×
Time can be your best friend and your worst enemy depending on whether you use it or waste it.
--Your friends at LectureNotes
Close

Strength of Materials-2

by Jntu HeroesJntu Heroes
Type: NoteInstitute: Jawaharlal nehru technological university anantapur college of engineering Offline Downloads: 2Views: 79Uploaded: 11 months ago

Share it with your friends

Suggested Materials

Leave your Comments

Contributors

Jntu Heroes
Jntu Heroes
LECTURE NOTES ON STRENGTH OF MATERIALS II Department of CIVIL Engineering
CONTENTS Chapter 1: Torsion of Circular Shafts 1. Theory of pure torsion – 2. Derivation of Torsion equations : T/J = q/r - N /L – 3. Assumptions made in the theory of pure torsion – 4. Torsional moment of resistance – 5. Polar section modulus – 6. Power transmitted by shafts – 7. Combined bending and torsion and end thrust - Design of shafts according to theories of failure. Springs: 1. Introduction - Types of springs – 2. deflection of close and open coiled helical springs under axial pull and axial couple – 3. springs in series and parallel – 4. Carriage or leaf springs. Chapter 2: Columns and Struts: Introduction – 1. Types of columns - Short, medium and long columns – 2. Axially loaded compression members – 3. Crushing load - Euler's theorem for long columns - assumptions - derivation of Euler's critical load formulae for various end conditions – 4. Equivalent length of a column - slenderness ratio – 5. Euler's critical stress - Limitations of Euler's theory - Rankine - Gordon formula - Long columns subjected to eccentric loading - Secant formula - Empirical formulae – 6. Straight line formula - Prof. Perry's formula. Beams Curved in Plan: 1. Introduction - circular beams loaded uniformly and supported on symmetrically place Columns –
2. Semi-circular beam simply-supported on three equally spaced supports. Chapter 3: Beam Columns: 1. Laterally loaded struts - subjected to uniformly distributed and concentrated loads – 2. Maximum B.M. and stress due to transverse and lateral loading. Direct and Bending Stresses: 1. Stresses under the combined action of direct loading and bending moment, core of a section – 2. Determination of stresses in the case of chimneys, retaining walls and dams - conditions for stability stresses due to direct loading and bending moment about both axis. Chapter 4: Unsymmetrical Bending: 1. Introduction - Centroid principle axes of section – 2. Graphical method for locating principal axes - Moments of inertia referred to any set of rectangular axes – 3. Stresses in beams subject to unsymmetrical bending – 4. Principal axes - Resolution of bending moment into two rectangular axes through the centroid - Location of neutral axis – 5. Deflection of beams under unsymmetrical bending.
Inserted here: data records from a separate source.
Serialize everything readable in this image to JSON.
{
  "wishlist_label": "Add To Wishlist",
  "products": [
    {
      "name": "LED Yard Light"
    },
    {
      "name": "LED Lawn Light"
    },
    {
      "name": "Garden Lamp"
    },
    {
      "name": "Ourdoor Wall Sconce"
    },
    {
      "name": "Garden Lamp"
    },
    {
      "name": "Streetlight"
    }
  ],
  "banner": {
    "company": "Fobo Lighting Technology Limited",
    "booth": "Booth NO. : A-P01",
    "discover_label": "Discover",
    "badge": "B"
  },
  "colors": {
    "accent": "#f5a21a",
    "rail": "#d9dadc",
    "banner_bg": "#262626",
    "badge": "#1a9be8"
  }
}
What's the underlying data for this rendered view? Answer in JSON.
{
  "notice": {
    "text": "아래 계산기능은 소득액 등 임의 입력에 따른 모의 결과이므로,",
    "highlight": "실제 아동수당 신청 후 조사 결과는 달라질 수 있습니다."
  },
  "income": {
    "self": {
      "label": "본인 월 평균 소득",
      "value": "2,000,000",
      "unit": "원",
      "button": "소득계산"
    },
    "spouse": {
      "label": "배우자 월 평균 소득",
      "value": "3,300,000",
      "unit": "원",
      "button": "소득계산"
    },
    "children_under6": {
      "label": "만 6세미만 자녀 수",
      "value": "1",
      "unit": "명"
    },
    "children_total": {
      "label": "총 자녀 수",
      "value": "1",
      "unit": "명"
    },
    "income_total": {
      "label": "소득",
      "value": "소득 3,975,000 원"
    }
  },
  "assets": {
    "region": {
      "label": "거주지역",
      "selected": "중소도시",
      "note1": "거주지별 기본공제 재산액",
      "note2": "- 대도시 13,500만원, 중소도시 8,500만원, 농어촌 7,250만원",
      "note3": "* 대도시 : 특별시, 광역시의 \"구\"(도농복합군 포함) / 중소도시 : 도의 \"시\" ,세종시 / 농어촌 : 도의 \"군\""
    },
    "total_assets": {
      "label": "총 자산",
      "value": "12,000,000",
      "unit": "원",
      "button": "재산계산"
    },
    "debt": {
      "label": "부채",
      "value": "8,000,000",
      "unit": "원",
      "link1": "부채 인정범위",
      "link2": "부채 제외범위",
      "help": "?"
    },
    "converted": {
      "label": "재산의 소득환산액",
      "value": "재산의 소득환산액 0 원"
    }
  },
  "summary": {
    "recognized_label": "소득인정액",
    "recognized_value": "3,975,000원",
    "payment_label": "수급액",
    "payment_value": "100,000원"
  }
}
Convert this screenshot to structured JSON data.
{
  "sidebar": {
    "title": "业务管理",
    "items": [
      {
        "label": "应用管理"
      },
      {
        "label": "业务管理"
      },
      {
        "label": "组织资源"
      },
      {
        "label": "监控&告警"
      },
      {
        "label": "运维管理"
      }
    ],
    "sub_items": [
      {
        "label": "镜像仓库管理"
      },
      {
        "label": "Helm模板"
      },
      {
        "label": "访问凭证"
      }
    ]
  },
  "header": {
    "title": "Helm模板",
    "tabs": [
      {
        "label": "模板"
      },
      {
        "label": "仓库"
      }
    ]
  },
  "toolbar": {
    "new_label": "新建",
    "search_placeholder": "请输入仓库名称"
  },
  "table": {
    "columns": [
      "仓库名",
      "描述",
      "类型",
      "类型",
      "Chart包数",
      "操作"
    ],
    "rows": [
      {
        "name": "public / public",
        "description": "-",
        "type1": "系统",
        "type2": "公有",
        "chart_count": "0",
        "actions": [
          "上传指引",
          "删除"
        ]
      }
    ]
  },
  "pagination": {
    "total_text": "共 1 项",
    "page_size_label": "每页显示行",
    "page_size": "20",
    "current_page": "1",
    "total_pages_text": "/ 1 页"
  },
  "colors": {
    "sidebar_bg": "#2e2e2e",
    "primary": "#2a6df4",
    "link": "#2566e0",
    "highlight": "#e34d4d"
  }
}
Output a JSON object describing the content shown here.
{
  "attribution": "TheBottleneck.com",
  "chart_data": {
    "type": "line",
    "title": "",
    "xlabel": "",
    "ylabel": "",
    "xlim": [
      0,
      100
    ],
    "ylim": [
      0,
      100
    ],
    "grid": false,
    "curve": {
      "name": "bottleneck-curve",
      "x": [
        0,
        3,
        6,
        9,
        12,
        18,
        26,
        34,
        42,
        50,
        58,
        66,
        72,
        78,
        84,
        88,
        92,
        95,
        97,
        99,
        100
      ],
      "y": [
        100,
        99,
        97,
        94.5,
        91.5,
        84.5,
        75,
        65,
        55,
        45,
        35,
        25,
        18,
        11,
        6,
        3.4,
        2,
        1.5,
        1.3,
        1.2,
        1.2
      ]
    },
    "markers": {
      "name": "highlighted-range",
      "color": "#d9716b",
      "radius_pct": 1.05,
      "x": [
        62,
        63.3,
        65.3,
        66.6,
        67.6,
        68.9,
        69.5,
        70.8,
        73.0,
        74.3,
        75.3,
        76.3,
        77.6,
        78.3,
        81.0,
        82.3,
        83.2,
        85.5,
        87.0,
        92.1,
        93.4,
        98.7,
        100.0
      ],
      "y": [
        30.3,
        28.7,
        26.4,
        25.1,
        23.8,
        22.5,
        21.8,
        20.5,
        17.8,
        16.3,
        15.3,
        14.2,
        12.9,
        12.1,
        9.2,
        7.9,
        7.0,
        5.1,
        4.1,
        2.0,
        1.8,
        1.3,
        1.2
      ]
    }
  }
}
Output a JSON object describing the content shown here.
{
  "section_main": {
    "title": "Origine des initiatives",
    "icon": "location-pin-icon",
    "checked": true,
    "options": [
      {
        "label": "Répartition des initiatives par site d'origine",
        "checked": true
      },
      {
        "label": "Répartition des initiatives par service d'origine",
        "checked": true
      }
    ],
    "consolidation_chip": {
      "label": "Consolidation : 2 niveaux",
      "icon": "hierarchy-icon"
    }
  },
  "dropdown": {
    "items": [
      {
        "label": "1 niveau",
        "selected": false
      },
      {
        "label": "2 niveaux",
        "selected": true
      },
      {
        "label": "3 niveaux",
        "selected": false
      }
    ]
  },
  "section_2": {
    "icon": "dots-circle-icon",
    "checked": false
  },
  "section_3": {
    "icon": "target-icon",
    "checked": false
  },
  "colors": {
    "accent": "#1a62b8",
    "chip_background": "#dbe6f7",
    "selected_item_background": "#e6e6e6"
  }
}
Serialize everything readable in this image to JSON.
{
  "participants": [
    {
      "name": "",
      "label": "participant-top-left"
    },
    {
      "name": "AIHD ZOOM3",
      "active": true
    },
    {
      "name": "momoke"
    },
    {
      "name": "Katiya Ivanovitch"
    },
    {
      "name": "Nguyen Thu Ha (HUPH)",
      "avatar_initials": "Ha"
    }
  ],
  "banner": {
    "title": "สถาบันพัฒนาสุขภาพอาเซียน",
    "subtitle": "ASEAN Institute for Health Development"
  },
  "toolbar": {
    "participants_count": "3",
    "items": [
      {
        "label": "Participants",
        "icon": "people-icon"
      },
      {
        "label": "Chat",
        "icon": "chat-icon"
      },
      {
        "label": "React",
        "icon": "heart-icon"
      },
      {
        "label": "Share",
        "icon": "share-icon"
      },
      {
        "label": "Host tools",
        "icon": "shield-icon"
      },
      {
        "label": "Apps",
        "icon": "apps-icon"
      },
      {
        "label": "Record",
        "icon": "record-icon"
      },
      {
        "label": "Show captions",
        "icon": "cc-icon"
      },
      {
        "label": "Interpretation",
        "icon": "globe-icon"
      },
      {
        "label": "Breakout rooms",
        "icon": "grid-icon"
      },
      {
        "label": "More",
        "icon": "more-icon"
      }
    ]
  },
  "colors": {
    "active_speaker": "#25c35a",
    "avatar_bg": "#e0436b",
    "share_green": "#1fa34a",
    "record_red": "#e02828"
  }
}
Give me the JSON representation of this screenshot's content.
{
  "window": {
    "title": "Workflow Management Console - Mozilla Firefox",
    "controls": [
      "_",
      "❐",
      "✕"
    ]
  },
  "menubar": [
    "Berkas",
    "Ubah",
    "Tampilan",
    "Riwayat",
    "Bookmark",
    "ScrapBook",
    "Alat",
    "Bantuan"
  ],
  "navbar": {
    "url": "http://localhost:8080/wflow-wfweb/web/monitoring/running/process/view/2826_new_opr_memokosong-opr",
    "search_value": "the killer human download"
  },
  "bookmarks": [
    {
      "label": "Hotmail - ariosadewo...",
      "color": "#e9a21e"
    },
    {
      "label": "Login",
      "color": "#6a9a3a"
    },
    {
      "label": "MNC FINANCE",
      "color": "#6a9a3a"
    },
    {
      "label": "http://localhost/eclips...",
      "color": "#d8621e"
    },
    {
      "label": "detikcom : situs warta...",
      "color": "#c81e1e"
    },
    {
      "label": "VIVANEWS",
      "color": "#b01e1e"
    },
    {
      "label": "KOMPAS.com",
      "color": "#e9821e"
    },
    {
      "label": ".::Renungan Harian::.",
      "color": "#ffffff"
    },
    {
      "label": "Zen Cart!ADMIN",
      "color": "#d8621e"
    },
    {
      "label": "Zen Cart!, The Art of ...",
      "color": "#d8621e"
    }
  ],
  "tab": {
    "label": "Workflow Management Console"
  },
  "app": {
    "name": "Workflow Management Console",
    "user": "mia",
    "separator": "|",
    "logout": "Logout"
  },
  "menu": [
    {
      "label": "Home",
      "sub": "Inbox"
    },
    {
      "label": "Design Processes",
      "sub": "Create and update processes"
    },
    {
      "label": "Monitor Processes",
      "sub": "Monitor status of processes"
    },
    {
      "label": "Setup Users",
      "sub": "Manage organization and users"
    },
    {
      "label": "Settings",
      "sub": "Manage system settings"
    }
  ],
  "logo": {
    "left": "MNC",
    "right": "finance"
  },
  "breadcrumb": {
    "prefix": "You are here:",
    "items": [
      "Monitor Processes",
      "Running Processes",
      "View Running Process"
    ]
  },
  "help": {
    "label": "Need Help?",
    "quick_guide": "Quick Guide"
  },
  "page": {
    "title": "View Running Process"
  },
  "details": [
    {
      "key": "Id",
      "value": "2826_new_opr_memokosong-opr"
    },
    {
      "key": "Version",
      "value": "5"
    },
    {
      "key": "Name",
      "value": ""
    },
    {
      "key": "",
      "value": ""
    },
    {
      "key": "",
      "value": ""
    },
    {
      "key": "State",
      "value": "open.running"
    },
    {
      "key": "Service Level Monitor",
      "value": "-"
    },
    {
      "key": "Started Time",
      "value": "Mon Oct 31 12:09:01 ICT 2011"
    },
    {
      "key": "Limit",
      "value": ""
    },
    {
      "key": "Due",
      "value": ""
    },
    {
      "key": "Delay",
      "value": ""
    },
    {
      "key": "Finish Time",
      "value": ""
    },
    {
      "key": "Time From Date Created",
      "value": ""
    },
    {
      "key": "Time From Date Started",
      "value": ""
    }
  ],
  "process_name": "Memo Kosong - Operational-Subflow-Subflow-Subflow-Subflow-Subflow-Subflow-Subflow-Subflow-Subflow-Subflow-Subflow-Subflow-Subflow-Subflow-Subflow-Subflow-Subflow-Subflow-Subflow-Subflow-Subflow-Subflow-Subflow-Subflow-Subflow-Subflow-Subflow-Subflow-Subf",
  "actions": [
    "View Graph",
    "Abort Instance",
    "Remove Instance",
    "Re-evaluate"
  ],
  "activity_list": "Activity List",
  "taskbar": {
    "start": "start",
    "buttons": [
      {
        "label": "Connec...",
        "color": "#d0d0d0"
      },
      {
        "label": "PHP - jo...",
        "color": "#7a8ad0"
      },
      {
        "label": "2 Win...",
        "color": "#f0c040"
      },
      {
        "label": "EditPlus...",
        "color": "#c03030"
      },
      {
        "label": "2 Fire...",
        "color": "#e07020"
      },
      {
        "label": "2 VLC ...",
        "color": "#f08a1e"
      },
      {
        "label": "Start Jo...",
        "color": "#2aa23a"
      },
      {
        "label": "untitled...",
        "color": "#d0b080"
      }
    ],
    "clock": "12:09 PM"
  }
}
Shear Centre: 1. Introduction - Shear center for symmetrical and unsymmetrical (channel, I, T and L) sections. Chapter 5: Thin Cylinders: 1. Thin seamless cylindrical shells – 2. Derivation of formula for longitudinal and circumferential stresses – 3. hoop, longitudinal and volumetric strains –
4. changes in dia and volume of thin cylinders 5. Thin spherical shells. Thick Cylinders: 1. Introduction Lame's theory for thick cylinders – 2. Derivation of Lame's formulae – 3. distribution of hoop and radial stresses across thickness – 4. design of thick cylinders - compound cylinders – 5. Necessary difference of radii for shrinkage – 6. Thick spherical shells.

Lecture Notes